We’ve all been there — we are about to leave the house and we aren’t sure if what we are wearing will ‘work’. If you have to think about whether or not the interviewer will pass judgment on a style choice, then you already have your answer. Fumbling with fashion before an interview is a lot like parking your car on the train tracks and sitting there while trying to decide if you should back up — there’s a whistle blowing in the distance, and (not to put too fine a point on it), you really should. You want to play the interviews close to the vest. After all, you need to look the part for where you are working. After you get the job you can see their style guidelines and you may be able to express yourself more (in fact some companies encourage it), but the interview is all about appearing professional no matter how much you hate dressing up. Bottom line, if you’re having doubt about your duds, level up your attire before leaving the house for that big meeting.
4. The Way You Dress Can Be Powerful
Whenever we see men in suits and women dressed elegantly and professionally we tend to have a much different opinion on them. We tend to be more respectful and (in some cases) assume these people are important and successful. That may not always be the case, but that just goes to show just how powerful dressing the part can be. They say that ‘clothes make the man (or woman)’ and I know personally when I put on a suit for an interview, it completely changes my interview performance and my bearing during my communication with people. I feel more in control and assured of myself. I can even sense a change in the gravity and pitch of my voice and the way I compose my body language in order to project confidence. It’s easier to prove how you can do the job if you also look the part. You look like more of an authority on the subject, you capture their attention, and you might be the most professional person they’ve encountered all week — which goes a long way. If you look like you belong wherever you are interviewing, then you can bring that confidence into your interview. And also, if you’re prone to stage fright or speaking in front of people, just remember that putting on that ‘power suit’ can be a powerful ‘cocktail’ of calming control for those pre-interview nerves!
Conclusions About Clothing & Candidates
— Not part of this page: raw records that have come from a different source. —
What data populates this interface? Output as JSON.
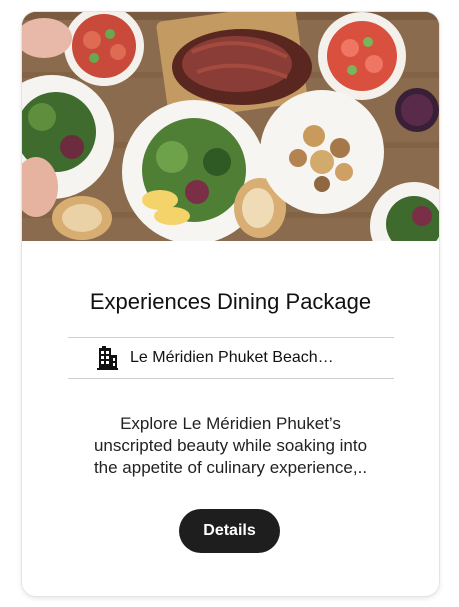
{
  "card": {
    "image_alt": "Dining table with plates of salad, roast beef, mushrooms and bread",
    "title": "Experiences Dining Package",
    "hotel_icon": "building-icon",
    "hotel_name": "Le Méridien Phuket Beach…",
    "description_lines": [
      "Explore Le Méridien Phuket’s",
      "unscripted beauty while soaking into",
      "the appetite of culinary experience,.."
    ],
    "button_label": "Details"
  },
  "colors": {
    "button_bg": "#1e1e1e",
    "button_text": "#ffffff",
    "divider": "#cfcfcf"
  }
}
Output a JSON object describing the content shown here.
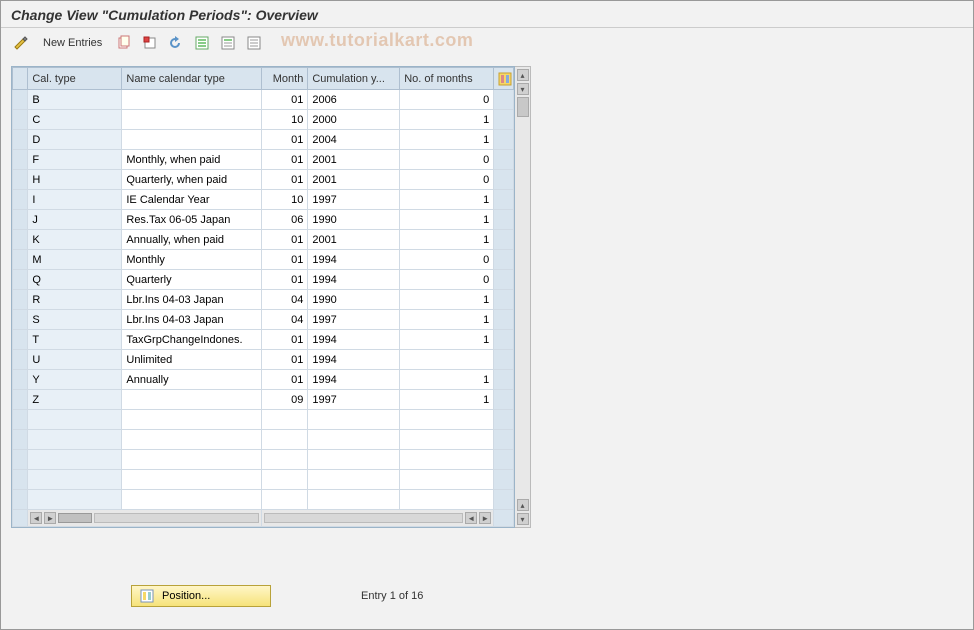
{
  "title": "Change View \"Cumulation Periods\": Overview",
  "toolbar": {
    "new_entries": "New Entries"
  },
  "watermark": "www.tutorialkart.com",
  "columns": {
    "cal_type": "Cal. type",
    "name": "Name calendar type",
    "month": "Month",
    "cum_year": "Cumulation y...",
    "months": "No. of months"
  },
  "rows": [
    {
      "cal": "B",
      "name": "",
      "month": "01",
      "year": "2006",
      "months": "0"
    },
    {
      "cal": "C",
      "name": "",
      "month": "10",
      "year": "2000",
      "months": "1"
    },
    {
      "cal": "D",
      "name": "",
      "month": "01",
      "year": "2004",
      "months": "1"
    },
    {
      "cal": "F",
      "name": "Monthly, when paid",
      "month": "01",
      "year": "2001",
      "months": "0"
    },
    {
      "cal": "H",
      "name": "Quarterly, when paid",
      "month": "01",
      "year": "2001",
      "months": "0"
    },
    {
      "cal": "I",
      "name": "IE Calendar Year",
      "month": "10",
      "year": "1997",
      "months": "1"
    },
    {
      "cal": "J",
      "name": "Res.Tax 06-05  Japan",
      "month": "06",
      "year": "1990",
      "months": "1"
    },
    {
      "cal": "K",
      "name": "Annually, when paid",
      "month": "01",
      "year": "2001",
      "months": "1"
    },
    {
      "cal": "M",
      "name": "Monthly",
      "month": "01",
      "year": "1994",
      "months": "0"
    },
    {
      "cal": "Q",
      "name": "Quarterly",
      "month": "01",
      "year": "1994",
      "months": "0"
    },
    {
      "cal": "R",
      "name": "Lbr.Ins 04-03  Japan",
      "month": "04",
      "year": "1990",
      "months": "1"
    },
    {
      "cal": "S",
      "name": "Lbr.Ins 04-03  Japan",
      "month": "04",
      "year": "1997",
      "months": "1"
    },
    {
      "cal": "T",
      "name": "TaxGrpChangeIndones.",
      "month": "01",
      "year": "1994",
      "months": "1"
    },
    {
      "cal": "U",
      "name": "Unlimited",
      "month": "01",
      "year": "1994",
      "months": ""
    },
    {
      "cal": "Y",
      "name": "Annually",
      "month": "01",
      "year": "1994",
      "months": "1"
    },
    {
      "cal": "Z",
      "name": "",
      "month": "09",
      "year": "1997",
      "months": "1"
    }
  ],
  "empty_rows": 5,
  "footer": {
    "position_btn": "Position...",
    "entry_status": "Entry 1 of 16"
  }
}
The hardest part of about interviewing for a job is landing that interview and hopefully receiving an offer. Do yourself a favor — don’t ruin that by poor style choices. You’ve worked too hard for the opportunity to interview, to simply be passed on based on how you dressed for 30 minutes of your life. You want to be remembered for your interviewing skills, not for whether your tie was crooked or if you were missing a belt. Dressing the part is the easiest part, but it’s also easy to overlook in the lead up to any interview. You want to present the best version of you possible, and by dressing your best you only give yourself the confidence to crush your dream interview. So before your big interview,… remember — do your business attire research, over-dress the part like a boss, always feel good about what you’re wearing before leaving the house, and learn to get comfortable in formal wear (even if it means a trip to Macy’s). Opportunities come once in a lifetime, so don’t skimp on your future by committing a fashion fail!
Interested in a career in travel and hospitality with Westgate? We’re always thrilled to meet inspired, hard-working, creative candidates who want to make a real impact in the hospitality landscape. Explore our open positions here at Westgate Careers and discover the Westgate difference today!